As I mentioned earlier, our testing and contact tracing teams are now focusing on targeting those who are most vulnerable to harm in our society. People who are at high risk of becoming severely ill due to COVID-19 are eligible for treatment with antiviral or antibody therapies. If those people who are eligible for treatment test positive for COVID-19 and report their lateral flow test result, they will usually be contacted by text or telephone call by the national antiviral service within 48 hours, and they will be offered treatment. We are also using multiplex PCR tests for our most vulnerable, including care home residents and others, and these tests test for other respiratory viruses alongside COVID-19 and can support treatment and manage outbreaks.

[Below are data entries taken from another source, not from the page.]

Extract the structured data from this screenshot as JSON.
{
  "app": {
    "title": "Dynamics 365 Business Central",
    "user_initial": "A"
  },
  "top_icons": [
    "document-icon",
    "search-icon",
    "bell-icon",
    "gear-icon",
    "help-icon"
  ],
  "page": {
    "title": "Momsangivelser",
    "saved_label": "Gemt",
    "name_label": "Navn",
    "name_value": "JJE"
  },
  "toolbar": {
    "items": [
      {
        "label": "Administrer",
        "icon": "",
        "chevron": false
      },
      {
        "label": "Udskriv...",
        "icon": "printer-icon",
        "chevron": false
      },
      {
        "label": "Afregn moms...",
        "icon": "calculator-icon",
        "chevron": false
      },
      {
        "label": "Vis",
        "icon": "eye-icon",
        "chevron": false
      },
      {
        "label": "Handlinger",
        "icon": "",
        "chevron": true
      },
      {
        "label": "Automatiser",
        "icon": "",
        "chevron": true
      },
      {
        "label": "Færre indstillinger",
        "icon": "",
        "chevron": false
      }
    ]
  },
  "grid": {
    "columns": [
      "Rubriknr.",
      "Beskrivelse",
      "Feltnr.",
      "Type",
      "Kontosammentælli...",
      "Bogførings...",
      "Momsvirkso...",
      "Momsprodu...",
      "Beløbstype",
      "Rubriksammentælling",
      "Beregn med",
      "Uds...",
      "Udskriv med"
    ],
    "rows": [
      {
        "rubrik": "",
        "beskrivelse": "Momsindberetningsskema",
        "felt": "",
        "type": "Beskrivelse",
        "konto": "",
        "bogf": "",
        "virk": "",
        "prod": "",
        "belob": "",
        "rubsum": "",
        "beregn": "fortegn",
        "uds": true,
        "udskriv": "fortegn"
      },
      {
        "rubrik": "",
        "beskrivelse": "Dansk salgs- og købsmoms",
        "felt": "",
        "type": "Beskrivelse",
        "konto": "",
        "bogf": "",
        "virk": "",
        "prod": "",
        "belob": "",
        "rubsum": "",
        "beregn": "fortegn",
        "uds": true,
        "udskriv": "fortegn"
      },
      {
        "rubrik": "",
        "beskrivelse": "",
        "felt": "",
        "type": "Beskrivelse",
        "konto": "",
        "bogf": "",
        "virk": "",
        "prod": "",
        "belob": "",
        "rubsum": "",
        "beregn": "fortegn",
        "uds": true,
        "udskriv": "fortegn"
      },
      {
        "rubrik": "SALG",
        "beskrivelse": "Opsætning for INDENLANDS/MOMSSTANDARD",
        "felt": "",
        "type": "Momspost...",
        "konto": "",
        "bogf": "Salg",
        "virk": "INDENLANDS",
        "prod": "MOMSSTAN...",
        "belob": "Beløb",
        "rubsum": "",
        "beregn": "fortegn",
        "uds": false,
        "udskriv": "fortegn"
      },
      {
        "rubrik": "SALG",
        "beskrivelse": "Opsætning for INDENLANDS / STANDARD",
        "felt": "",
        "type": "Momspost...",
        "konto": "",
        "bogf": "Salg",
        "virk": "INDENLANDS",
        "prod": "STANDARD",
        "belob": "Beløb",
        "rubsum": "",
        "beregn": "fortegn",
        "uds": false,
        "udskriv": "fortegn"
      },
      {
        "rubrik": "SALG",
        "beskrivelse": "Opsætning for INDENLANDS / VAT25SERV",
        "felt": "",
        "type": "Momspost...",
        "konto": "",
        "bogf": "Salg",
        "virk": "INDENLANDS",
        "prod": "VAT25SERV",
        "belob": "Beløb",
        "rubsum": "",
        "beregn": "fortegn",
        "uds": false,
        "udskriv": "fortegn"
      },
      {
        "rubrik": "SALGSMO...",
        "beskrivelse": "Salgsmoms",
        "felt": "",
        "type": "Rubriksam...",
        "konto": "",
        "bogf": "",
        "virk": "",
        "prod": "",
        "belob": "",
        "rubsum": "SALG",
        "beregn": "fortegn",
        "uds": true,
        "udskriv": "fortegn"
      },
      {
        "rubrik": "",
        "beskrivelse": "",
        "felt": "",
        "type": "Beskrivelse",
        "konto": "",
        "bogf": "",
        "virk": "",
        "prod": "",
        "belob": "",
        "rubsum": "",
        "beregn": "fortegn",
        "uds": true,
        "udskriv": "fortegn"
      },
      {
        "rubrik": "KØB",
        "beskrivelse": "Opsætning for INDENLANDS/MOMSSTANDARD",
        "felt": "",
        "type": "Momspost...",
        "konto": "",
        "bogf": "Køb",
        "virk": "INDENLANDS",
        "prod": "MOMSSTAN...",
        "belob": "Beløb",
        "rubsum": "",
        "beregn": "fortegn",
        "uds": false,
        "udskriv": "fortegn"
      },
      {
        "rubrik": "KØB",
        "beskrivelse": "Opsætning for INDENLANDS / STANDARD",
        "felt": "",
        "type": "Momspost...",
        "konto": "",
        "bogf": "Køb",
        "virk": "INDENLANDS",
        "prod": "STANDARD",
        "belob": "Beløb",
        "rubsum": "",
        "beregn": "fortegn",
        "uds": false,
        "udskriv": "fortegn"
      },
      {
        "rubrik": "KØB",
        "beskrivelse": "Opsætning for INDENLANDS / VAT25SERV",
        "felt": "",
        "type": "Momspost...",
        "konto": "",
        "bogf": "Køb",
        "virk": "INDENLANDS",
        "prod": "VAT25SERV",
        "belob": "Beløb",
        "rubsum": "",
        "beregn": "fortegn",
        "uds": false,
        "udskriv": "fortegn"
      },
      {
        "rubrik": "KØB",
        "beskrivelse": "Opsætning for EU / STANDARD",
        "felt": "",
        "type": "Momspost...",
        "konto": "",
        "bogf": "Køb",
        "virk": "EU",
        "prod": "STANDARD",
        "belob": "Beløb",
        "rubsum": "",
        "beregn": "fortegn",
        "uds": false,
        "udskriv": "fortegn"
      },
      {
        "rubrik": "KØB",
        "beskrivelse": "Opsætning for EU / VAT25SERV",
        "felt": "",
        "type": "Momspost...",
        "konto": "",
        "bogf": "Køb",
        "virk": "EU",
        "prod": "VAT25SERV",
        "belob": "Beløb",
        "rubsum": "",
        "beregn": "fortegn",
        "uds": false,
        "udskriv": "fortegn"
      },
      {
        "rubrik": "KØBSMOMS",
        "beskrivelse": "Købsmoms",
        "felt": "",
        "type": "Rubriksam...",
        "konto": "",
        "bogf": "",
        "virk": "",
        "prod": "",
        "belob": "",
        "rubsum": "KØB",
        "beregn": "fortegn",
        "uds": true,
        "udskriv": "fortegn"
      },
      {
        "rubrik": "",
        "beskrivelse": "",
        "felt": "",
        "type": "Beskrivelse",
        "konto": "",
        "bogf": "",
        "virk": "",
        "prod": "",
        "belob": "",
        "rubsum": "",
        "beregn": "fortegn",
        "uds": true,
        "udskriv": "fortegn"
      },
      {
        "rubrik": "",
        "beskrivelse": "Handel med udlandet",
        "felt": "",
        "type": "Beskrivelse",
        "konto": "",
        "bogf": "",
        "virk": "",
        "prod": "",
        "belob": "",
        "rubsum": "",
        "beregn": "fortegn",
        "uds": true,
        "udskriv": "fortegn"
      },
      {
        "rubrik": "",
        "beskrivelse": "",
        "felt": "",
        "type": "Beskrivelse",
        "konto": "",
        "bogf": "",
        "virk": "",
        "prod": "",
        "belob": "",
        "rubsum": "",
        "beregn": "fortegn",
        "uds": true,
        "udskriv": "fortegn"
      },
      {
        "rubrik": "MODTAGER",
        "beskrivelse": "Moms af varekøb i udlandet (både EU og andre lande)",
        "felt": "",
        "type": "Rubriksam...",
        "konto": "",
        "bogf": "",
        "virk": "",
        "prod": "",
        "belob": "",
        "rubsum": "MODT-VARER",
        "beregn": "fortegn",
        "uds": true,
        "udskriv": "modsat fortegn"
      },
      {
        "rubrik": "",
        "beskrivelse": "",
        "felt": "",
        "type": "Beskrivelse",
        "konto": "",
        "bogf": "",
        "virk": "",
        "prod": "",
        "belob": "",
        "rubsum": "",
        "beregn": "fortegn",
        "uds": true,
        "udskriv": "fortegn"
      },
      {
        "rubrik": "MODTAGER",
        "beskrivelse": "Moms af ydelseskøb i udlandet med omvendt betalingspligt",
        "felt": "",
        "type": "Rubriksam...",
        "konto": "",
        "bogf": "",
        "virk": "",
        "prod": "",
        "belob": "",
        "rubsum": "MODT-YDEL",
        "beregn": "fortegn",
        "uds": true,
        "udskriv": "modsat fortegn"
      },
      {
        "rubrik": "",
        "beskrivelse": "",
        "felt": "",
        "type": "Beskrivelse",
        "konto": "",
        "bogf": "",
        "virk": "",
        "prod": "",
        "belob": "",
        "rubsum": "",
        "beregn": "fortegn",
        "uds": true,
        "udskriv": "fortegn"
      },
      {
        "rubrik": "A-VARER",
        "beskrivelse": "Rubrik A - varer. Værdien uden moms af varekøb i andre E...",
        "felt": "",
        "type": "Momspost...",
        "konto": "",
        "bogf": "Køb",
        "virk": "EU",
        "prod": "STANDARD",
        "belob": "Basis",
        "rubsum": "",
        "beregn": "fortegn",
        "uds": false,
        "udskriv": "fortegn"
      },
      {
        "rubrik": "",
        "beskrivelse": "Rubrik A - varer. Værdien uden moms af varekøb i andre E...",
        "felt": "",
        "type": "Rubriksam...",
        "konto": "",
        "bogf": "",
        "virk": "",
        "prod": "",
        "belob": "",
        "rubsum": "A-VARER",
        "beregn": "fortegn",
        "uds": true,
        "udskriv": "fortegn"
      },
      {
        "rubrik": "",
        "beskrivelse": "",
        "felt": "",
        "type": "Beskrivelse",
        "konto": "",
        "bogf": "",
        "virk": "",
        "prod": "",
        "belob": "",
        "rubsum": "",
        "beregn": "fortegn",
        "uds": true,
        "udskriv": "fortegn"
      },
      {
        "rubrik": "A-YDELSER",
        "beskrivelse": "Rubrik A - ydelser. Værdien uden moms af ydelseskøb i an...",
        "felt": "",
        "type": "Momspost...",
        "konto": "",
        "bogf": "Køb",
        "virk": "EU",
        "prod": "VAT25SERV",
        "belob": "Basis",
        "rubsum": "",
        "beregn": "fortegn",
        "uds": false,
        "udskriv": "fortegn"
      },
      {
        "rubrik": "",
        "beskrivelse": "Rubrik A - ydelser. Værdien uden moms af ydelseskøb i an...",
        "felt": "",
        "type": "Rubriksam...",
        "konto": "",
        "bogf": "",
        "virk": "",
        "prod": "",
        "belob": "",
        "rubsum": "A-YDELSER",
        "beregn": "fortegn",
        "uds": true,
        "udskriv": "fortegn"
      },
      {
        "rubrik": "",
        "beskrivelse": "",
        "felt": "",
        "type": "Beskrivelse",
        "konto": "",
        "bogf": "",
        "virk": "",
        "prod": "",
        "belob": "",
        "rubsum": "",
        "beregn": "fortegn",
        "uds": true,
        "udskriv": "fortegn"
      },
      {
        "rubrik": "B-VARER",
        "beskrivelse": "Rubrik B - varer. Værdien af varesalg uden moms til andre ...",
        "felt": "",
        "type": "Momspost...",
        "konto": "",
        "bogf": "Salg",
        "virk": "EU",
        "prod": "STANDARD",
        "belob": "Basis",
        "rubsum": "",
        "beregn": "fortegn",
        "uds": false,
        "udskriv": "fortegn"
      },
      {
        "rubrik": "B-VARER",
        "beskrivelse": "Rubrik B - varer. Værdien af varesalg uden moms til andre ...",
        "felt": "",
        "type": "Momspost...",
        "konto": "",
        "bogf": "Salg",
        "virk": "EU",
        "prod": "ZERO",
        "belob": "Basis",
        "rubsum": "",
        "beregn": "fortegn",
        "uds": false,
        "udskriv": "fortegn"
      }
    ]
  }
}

This winter, we will be strengthening our surveillance system to identify any deterioration in the situation, such as from new, harmful variants of concern and other respiratory viruses. A major purpose of the surveillance system will be to determine whether Wales has moved from a COVID-stable to a COVID-urgent state, either through the epidemiological—it’s difficult to say that word, isn’t it? Epidemiological indicators. Was that okay? Or from genomic surveillance indicating the presence of a more severe variant.
During this autumn and winter, we’re focusing on enhancing and establishing more robust community and hospital surveillance systems that will further enhance the information we receive from the Office for National Statistics survey, as well as the wastewater analysis and other intelligence. The continual assessment of these data sources contributes to our ongoing surveillance.
Despite all of our plans around vaccination, testing, treatment and surveillance, we know that COVID-19 has placed sustained pressure on the NHS in Wales, both from people being treated directly for COVID-19 and people testing positive but being treated for other reasons, along with staff absence due to infection, the requirement to self-isolate or family illness. Given the exceptional nature or scale of some of the potential risks faced this winter, particularly in relation to COVID and other respiratory viruses, and the system’s capacity and capability to respond to demand, additional winter operational planning guidance is being developed for NHS organisations. These NHS organisations will need to ensure that robust and resilient plans are in place, including joint action through regional partnership boards.
We are also acutely aware of the significant challenges faced by our communities this winter as a result of the cost-of-living crisis. We will be developing practical advice and guidance to support individuals and communities to keep well this winter. For example, we know that maintaining key protective behaviours—and we have all become familiar with them by now—can have significant benefits that go beyond COVID-19. Continuing with these behaviours will help to reduce impact of future waves of infection, and will also reduce the impacts from other respiratory infections. However, in the context of the cost-of-living crisis and fuel poverty, we recognise that these will be more challenging this winter and when we have cold weather. So, the key message to protect yourself, your family and others is to ensure that you are vaccinated and stay up to date with any COVID-19 booster vaccinations.